■ PROBLEM DETAILS
Filter the listing below down to the lines holding the word "screenshot", and copy those lines.

** Opening INPUT block **

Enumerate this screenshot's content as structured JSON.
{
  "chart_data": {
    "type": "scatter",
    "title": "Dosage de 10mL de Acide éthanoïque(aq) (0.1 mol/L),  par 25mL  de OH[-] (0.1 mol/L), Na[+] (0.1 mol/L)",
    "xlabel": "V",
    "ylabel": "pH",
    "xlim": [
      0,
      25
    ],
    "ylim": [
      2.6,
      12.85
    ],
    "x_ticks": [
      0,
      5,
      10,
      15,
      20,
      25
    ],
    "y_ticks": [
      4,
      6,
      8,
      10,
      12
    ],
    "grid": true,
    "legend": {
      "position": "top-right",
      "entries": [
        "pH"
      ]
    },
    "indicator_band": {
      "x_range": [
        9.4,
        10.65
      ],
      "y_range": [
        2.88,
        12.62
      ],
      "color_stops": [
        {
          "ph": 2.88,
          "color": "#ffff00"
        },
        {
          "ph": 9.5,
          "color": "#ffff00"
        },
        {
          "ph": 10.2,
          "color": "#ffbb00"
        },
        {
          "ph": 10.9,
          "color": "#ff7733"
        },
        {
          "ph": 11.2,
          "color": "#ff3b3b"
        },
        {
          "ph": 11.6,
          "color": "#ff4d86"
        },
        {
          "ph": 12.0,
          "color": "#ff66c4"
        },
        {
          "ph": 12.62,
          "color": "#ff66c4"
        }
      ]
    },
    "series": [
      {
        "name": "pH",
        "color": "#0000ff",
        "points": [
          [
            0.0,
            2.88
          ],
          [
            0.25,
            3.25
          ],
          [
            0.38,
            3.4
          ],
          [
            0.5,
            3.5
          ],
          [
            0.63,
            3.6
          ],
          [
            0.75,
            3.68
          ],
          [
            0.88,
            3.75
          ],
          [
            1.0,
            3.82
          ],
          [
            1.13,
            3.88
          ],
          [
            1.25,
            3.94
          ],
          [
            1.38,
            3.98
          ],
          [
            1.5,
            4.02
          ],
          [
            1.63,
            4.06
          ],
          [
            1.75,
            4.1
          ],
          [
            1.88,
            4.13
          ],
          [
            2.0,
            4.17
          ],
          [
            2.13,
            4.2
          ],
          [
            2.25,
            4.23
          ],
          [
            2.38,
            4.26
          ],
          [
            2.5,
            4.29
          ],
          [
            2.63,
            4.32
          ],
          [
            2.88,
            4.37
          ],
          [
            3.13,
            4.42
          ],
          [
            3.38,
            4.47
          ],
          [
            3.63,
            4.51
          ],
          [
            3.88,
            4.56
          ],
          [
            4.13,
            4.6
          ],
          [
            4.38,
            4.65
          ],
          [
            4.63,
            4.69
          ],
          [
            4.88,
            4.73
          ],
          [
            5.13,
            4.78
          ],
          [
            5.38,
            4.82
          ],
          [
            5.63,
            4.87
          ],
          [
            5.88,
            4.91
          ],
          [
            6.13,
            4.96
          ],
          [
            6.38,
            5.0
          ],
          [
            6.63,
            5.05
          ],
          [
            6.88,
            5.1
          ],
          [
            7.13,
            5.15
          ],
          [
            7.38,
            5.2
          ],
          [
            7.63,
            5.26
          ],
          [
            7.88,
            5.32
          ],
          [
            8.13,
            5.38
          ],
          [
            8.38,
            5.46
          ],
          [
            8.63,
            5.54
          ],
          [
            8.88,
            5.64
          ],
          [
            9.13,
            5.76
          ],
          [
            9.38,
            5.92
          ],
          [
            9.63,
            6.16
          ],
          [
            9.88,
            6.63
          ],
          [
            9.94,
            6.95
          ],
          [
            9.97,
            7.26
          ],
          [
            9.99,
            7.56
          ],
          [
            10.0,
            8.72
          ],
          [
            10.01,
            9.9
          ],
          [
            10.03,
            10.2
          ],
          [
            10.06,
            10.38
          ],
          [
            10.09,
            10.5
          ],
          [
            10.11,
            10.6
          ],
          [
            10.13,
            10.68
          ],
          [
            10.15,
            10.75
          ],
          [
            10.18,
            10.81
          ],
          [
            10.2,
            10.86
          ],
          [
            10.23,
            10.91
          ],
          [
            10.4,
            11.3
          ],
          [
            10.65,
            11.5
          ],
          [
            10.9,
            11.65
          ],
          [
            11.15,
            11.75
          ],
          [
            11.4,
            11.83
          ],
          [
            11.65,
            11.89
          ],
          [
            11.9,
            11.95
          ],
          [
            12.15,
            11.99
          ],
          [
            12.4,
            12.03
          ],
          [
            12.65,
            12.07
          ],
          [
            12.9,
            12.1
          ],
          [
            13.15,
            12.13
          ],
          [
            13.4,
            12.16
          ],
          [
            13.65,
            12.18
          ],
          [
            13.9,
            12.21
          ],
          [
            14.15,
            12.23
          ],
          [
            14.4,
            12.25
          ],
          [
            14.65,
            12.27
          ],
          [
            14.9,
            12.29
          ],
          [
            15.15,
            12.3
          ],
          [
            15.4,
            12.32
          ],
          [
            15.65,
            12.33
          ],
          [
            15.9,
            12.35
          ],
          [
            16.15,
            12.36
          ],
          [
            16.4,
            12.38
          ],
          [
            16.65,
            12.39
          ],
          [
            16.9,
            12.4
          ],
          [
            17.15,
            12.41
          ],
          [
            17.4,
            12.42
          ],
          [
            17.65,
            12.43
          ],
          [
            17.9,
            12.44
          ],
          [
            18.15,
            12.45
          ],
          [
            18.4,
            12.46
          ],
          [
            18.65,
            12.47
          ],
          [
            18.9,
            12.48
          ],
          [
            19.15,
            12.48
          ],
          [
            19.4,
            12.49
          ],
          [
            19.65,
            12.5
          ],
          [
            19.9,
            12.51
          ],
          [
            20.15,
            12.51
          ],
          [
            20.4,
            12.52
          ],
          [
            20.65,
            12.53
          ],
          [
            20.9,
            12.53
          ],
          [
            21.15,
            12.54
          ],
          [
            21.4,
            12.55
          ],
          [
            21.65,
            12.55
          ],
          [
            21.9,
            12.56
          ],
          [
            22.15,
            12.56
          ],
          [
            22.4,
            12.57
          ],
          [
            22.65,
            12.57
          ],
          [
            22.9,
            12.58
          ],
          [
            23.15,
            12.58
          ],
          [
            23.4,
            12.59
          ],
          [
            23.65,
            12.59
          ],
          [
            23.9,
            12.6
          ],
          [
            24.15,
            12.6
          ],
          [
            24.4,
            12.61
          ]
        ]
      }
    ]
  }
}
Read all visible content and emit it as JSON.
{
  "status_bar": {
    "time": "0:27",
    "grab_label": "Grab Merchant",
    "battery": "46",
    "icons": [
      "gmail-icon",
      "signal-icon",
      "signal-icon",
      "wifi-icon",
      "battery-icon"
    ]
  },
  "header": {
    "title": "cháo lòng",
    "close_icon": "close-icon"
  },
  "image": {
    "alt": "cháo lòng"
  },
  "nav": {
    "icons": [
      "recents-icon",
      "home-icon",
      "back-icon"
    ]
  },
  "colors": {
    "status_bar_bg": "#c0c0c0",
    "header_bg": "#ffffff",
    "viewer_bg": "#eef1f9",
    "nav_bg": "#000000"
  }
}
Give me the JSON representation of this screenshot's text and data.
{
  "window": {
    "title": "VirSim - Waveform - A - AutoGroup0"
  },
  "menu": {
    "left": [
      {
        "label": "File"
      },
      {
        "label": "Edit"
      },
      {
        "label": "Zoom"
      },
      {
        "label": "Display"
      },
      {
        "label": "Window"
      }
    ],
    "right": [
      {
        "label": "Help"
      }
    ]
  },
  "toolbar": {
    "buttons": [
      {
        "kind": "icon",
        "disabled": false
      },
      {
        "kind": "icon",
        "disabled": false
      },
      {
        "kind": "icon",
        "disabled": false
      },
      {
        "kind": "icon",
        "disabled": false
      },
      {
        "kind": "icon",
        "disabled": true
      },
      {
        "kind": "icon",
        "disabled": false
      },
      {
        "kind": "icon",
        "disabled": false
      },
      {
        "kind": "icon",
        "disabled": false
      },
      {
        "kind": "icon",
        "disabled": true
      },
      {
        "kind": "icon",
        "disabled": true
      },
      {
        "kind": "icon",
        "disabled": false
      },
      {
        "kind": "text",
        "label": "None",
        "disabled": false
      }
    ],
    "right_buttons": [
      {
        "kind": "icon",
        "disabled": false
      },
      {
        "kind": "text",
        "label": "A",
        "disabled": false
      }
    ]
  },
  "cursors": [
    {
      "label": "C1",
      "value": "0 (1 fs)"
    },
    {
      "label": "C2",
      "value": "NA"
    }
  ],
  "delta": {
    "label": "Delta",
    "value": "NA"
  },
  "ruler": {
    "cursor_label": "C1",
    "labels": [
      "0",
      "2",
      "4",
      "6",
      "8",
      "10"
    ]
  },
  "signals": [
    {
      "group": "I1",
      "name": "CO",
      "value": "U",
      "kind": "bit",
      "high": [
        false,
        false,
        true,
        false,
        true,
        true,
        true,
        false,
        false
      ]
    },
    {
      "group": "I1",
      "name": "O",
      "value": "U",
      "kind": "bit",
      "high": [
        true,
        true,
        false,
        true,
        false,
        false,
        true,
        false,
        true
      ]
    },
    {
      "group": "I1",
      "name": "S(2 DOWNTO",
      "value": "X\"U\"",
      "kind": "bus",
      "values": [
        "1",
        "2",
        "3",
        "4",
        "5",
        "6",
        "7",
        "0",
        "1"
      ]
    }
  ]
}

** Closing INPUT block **

■ SOLVED PROBLEM
Enumerate this screenshot's content as structured JSON.
Give me the JSON representation of this screenshot's text and data.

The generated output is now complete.